  • Pause: When you feel an intense emotion, stop what you’re doing and guiltlessly take a moment for yourself. That pause could be taking a short walk, or simply sitting in silence for a few minutes.
  • Notice: Ask yourself, “where is this feeling coming from, and why is it popping up now?”
  • Choose: Reflect on your values and priorities in relation to the situation. Then choose the best solution to the problem, one that is in line with your values and priorities. Then move forward by doing something joyful, such as calling a friend or listening to your favorite song. (The writer of this article puts it all behind her by baking delicious treats. Do what works best for you!)

Enjoy time outside of work

Avocations, or hobbies, are essential to bringing joy to your life. Work and familial obligations can tax our energy, so it’s important to devote time to you. What’s your passion? Don’t say it’s work! Choose a rejuvenating activity you would want to do regularly as an outlet for stress. Your avocation doesn’t have to make money or unearth a hidden talent — enjoyment is the only requirement.

Stimulate your vagus nerve

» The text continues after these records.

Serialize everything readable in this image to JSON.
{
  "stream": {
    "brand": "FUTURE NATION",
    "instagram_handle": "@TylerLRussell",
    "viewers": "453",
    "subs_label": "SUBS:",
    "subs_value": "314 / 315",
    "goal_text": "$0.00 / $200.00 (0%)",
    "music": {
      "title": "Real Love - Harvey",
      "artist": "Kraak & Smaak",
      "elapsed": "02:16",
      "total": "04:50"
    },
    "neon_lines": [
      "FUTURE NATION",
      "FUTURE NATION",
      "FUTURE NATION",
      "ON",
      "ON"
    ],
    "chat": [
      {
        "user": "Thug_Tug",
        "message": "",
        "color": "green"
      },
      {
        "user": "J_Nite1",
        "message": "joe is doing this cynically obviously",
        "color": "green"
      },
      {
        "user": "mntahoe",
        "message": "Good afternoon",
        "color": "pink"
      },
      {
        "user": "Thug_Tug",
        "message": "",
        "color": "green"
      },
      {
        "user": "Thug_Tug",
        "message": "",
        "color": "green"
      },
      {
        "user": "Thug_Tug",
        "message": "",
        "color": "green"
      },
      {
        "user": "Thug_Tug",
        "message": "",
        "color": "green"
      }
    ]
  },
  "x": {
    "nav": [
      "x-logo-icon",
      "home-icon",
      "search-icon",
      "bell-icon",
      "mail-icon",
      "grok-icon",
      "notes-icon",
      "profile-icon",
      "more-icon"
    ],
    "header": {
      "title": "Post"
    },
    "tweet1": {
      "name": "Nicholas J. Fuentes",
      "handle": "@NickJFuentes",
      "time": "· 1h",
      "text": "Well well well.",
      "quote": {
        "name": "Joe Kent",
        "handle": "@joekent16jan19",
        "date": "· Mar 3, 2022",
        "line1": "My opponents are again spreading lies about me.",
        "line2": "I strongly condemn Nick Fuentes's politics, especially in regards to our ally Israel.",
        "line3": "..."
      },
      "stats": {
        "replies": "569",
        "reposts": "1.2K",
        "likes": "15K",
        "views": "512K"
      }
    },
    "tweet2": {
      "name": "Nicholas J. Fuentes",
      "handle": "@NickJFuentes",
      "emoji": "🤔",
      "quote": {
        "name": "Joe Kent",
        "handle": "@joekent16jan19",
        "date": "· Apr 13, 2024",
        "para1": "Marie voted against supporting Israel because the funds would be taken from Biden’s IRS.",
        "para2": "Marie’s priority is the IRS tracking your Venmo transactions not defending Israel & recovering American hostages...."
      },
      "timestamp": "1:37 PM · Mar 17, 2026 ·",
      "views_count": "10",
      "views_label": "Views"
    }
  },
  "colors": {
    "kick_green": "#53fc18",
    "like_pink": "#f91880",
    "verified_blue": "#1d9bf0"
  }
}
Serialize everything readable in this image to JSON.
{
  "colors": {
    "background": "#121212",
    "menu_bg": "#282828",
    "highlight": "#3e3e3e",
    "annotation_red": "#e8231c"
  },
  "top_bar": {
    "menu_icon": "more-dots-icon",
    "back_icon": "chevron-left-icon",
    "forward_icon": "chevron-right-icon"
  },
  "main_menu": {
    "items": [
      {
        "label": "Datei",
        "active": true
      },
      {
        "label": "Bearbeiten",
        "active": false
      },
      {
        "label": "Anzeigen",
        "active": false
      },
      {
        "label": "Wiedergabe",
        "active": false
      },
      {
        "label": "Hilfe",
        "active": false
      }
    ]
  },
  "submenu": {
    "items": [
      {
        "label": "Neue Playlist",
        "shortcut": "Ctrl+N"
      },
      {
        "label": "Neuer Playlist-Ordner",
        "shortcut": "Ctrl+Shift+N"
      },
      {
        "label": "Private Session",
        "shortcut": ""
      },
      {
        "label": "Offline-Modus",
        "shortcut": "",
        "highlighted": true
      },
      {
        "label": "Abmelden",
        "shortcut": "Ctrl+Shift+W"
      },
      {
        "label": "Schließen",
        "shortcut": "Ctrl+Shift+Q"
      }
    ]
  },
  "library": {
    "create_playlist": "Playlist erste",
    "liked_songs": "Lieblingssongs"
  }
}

Truvaga is a great tool to help manage stress to prevent burnout. When placed gently on the neck for just two minutes, Truvaga taps into the power of the vagus nerve to promote a deep state of relaxation.

Non-invasive vagus nerve stimulation may reduce negative emotions often experienced during burnout, a 2023 study published in the Journal of European Psychiatry [4] shows. In the study, participants experiencing burnout found non-invasive vagus nerve stimulation reduced feelings of depersonalization and minimization of career achievement.

Learn more about how Truvaga can be a reliable part of your toolkit for preventing burnout.